Benny G. has been in real estate for 30 months and he’s starting to hit his stride. He was introduced to a couple of tenants through the referral group that he attends twice a month at 7 a.m. He met a small tenant through a relationship at his alma mater and he placed several tenants he found through canvassing. Benny has been put on some deals with a seasoned broker, though at a low split. He makes about 200 cold calls a week but prefers to foot canvass buildings on the edges of the better neighborhoods. Benny has a small draw.
Benny has made 18 deals in two and a half years, most of them in the 1,500- to 3,500-square-foot range, though he did close a 6,500-square-foot deal and an 8,500-square-foot deal with his senior. Benny is starting to look for another apartment on the Upper East Side, this time without a roommate.
Benny feels comfortable talking Manhattan. He is learning the “ins and outs” of several submarkets. He can explain loss factor, understands the concept of “buying up rent” and knows the language of an office “build-out”. Knowledge is king. He’s gaining confidence and moving up. His social life has picked up too, real estate being that warm and enticing elixir that so many want to know more about.
Benny occasionally works with Rita Jones, a smart, sophisticated broker in the business for about 15 years. Rita has brought Benny onto a couple of transactions and offered to back some of his draw. She sees a long-term relationship with a young “up and comer”.
Benny may be young, but he is learning something new every day. He tends to only show office space represented by familiar names. He’s heard the stories about owners who pay lower commission rates or ask for multiple payments over a very long period of time; some even ask for discounts. One friendly broker said to him, “You are not the owner’s partner”. No broker wants to experience being twisted up by an owner who does not appreciate the value that a broker has brought to his or her building. Brokers put their livelihood on the line every day trying to make something out of nothing. It’s hard enough to find tenants and make deals without worrying whether you will be paid.
Benny has learned not to waste time. Rita taught him that it was important to understand who was successful and who was not. Why work with someone who wasn’t successful, no matter the space requirement? Things have a way of working out for people who are successful. It’s the old adage about hard work and good luck.
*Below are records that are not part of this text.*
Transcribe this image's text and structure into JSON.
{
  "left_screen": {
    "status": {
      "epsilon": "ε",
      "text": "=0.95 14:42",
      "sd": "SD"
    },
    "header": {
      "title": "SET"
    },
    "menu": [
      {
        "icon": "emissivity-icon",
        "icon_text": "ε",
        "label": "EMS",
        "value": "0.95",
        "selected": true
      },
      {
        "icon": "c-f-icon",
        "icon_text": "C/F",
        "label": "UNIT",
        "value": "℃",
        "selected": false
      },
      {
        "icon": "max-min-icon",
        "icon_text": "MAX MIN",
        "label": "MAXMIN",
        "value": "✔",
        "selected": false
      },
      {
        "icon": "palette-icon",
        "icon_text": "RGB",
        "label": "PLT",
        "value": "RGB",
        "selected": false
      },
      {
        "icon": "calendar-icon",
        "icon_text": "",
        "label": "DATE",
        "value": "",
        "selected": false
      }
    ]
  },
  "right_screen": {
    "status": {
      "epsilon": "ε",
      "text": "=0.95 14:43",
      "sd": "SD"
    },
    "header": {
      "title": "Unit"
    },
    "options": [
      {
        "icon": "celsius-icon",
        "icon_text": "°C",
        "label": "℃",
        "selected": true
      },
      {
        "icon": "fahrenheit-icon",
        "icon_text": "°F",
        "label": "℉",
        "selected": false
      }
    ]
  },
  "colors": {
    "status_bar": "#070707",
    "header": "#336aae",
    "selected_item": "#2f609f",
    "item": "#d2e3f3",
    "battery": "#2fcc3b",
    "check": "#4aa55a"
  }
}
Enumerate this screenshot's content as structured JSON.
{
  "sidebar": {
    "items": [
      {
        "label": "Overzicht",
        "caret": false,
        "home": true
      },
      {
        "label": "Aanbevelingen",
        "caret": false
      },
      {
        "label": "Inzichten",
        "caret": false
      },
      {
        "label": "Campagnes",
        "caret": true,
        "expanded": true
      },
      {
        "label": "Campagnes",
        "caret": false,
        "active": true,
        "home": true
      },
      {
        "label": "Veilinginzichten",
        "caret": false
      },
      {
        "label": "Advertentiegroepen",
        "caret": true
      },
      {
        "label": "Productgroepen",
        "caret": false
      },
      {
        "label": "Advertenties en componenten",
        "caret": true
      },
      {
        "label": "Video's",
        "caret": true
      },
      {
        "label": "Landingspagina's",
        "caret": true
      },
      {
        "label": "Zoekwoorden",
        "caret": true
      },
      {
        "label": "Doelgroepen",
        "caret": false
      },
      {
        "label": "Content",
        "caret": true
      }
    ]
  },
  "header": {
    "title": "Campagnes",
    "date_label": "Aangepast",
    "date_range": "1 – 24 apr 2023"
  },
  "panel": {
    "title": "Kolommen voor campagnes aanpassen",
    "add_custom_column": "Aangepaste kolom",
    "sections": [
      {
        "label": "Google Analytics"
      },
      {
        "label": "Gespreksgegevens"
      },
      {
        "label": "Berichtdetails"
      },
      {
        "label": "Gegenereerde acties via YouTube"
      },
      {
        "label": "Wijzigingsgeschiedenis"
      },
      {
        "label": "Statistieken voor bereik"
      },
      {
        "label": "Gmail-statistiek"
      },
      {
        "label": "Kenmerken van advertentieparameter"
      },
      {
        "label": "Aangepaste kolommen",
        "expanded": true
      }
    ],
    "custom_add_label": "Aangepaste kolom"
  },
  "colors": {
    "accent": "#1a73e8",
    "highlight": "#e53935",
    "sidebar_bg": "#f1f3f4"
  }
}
Benny feels that he has earned his way into a better split. He wonders why Rita hasn’t come to him to reward him for his hard work and dedication. Why does he need to even have this discussion? Rita feels that were it not for her, Benny might just be another young broker running around in circles rather than working hard and remaining focused. Besides, she put her money behind him. Even if the splits favor her significantly, she believes in Benny–does anyone else? Benny learned from a friend to get the “agreed to” splits in writing. It’s imperative to have a discussion about splits at the beginning of the requirement so everyone knows how much effort to put into an assignment. Eventually, the two parties speak. And though Benny thinks he should have gotten more and Rita thinks she gave away too much, they have agreed on a new split. All is well with the world, for now.